Gillian Kynoch may have a top job - but she's no fat cat.She faces the daunting task of changing the diet of a nation, and, as Barbara Millar discovers, she's a seasoned campaigner

Gillian Kynoch certainly has her work cut out. As the newly appointed 'food czar' or - to give her official title - food and health co-ordinator for Scotland, she faces the task of trying to wean a notoriously fat, salt and sugar-addicted nation off its pie and chips, its curry and its lurid-coloured fizzy drinks.

It will be no mean feat to inspire anything more than a passing acquaintance with broccoli, bananas and wholemeal bread.

But her credentials are sound.

She spent many years in England and Scotland working in health promotion and as a community dietician, witnessing 'the depressing products of our poor diet coming through the door, one after another'.

But the job will not be easy.

Although the latest Scottish health survey revealed an improvement in the nation's diet, progress is slow. The latest figures showed a 10 per cent increase in the consumption of potatoes, pasta and rice, a 6 per cent increase in fruit consumption and a 2.5 per cent reduction in the number of people who add salt to food at the table.

'I am encouraged by this move in the right direction, but it is hardly enough to get me excited, ' confesses Ms Kynoch. 'We need a lot more oomph to achieve real improvements.'

The 'oomph' will be provided by her role, backed by£1m in funding over three years. And, as the role is a co-ordinating one, she will be able to pull together all the pockets of good practice and support the organisations and individuals who are already working to improve the Scottish diet.

There is a firm foundation for much of her work. In 1996 the Scottish diet action plan was drawn up by a multi-agency task force which included food producers, processors, retailers, caterers, schools, universities, local authorities, government bodies and the NHS.

But, although its wide-ranging recommendations are described by Ms Kynoch as 'ground-breaking', the implementation of those recommendations has been far from energetic. The creation of the food and health co-ordinator post was mooted in that action plan - yet making the proposal a reality has taken almost six years.

But the plan 'is still the best thing we have got and the envy of many other countries because it is so integrated', she says, signalling her determination to put more of its recommendations into practice.

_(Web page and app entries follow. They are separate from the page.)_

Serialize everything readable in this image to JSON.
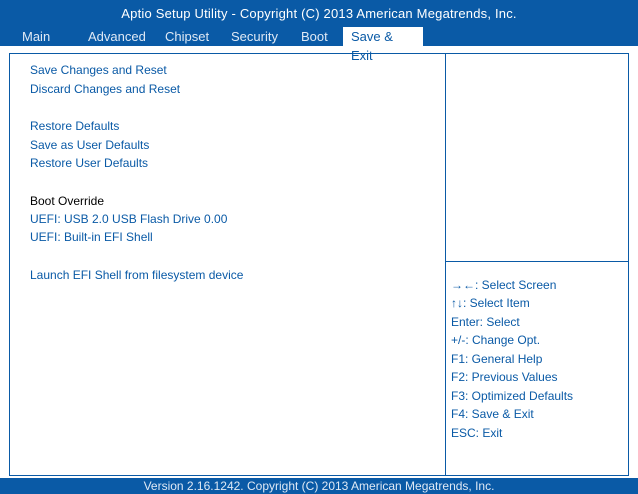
{
  "header": {
    "title": "Aptio Setup Utility - Copyright  (C)  2013 American Megatrends, Inc.",
    "tabs": [
      "Main",
      "Advanced",
      "Chipset",
      "Security",
      "Boot",
      "Save & Exit"
    ],
    "active_tab": "Save & Exit"
  },
  "menu": {
    "save_changes_reset": "Save Changes and Reset",
    "discard_changes_reset": "Discard Changes and Reset",
    "restore_defaults": "Restore Defaults",
    "save_user_defaults": "Save as User Defaults",
    "restore_user_defaults": "Restore User Defaults",
    "boot_override_label": "Boot Override",
    "boot_usb": "UEFI: USB 2.0 USB Flash Drive 0.00",
    "boot_efi_shell": "UEFI: Built-in EFI Shell",
    "launch_efi_shell": "Launch EFI Shell from filesystem device"
  },
  "help": {
    "select_screen": "→←: Select Screen",
    "select_item": "↑↓: Select Item",
    "enter_select": "Enter: Select",
    "change_opt": "+/-: Change Opt.",
    "general_help": "F1: General Help",
    "previous_values": "F2: Previous Values",
    "optimized_defaults": "F3: Optimized Defaults",
    "save_exit": "F4: Save & Exit",
    "esc_exit": "ESC: Exit"
  },
  "footer": {
    "version": "Version 2.16.1242. Copyright  (C)  2013 American Megatrends, Inc."
  },
  "colors": {
    "accent": "#0a5aa6",
    "background": "#ffffff"
  }
}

How else does she intend to break the poor dietary habits of generations of Scots? 'Well, not by more talking or wringing of hands and saying how bad our diet is, ' she insists. 'Now is the time for action.'

Recent research by the Food Standards Agency shows that consumers are totally turned off by the healthy eating message. 'They are over-familiar and bored with it in its present form, ' she says.

So Ms Kynoch is about to launch a national television campaign - with private partners - to get the message across in a different way, which could involve celebrity-led diet food programmes and even healthy-eating story lines in soaps.

She is also going to work more rigorously with schools throughout the country. There have been plenty of innovations - breakfast clubs, free fresh fruit and healthyeating vending machines, as well as lots of teaching on nutrition issues.

But school lunches are too often 'the weakest link', she says. 'I believe good food will sell itself to children. They get as bored with chips and ketchup as anyone else.'

Her own daughters, aged 11 and 13, are encouraged to adopt healthy-eating practices but, she insists, there is no food that is not allowed at home. 'I allow my children to make their own decisions about what they eat but I also involve them in shopping, menu planning and cooking, which they enjoy. The 13-year-old is a big sweet-eater, but she also eats plenty of fresh fruit. It is about getting the balance right throughout the day.'

She adds, however, that the 11-year-old has expressed the view that the only thing worse than a mother who is a dietician would be a mother who was a dentist.

Working with the various sectors in the food industry is a priority: 'We have to ensure that supply and demand for healthy foods go hand-in-hand. People need to be able to access a wide range of healthy food, whether that is in the local supermarket or works canteen.'

But she is realistic enough to know that microwaving a ready meal is as close to cooking as many people will get. Fast food will continue to provide a welcome convenience in pressurised lives.

'What people need is help with putting their diet together using the way they eat now, ' she says.

'We can achieve more success more quickly if people have a hamburger, and then an apple and an orange - rather than trying to persuade them not to have a burger at all.'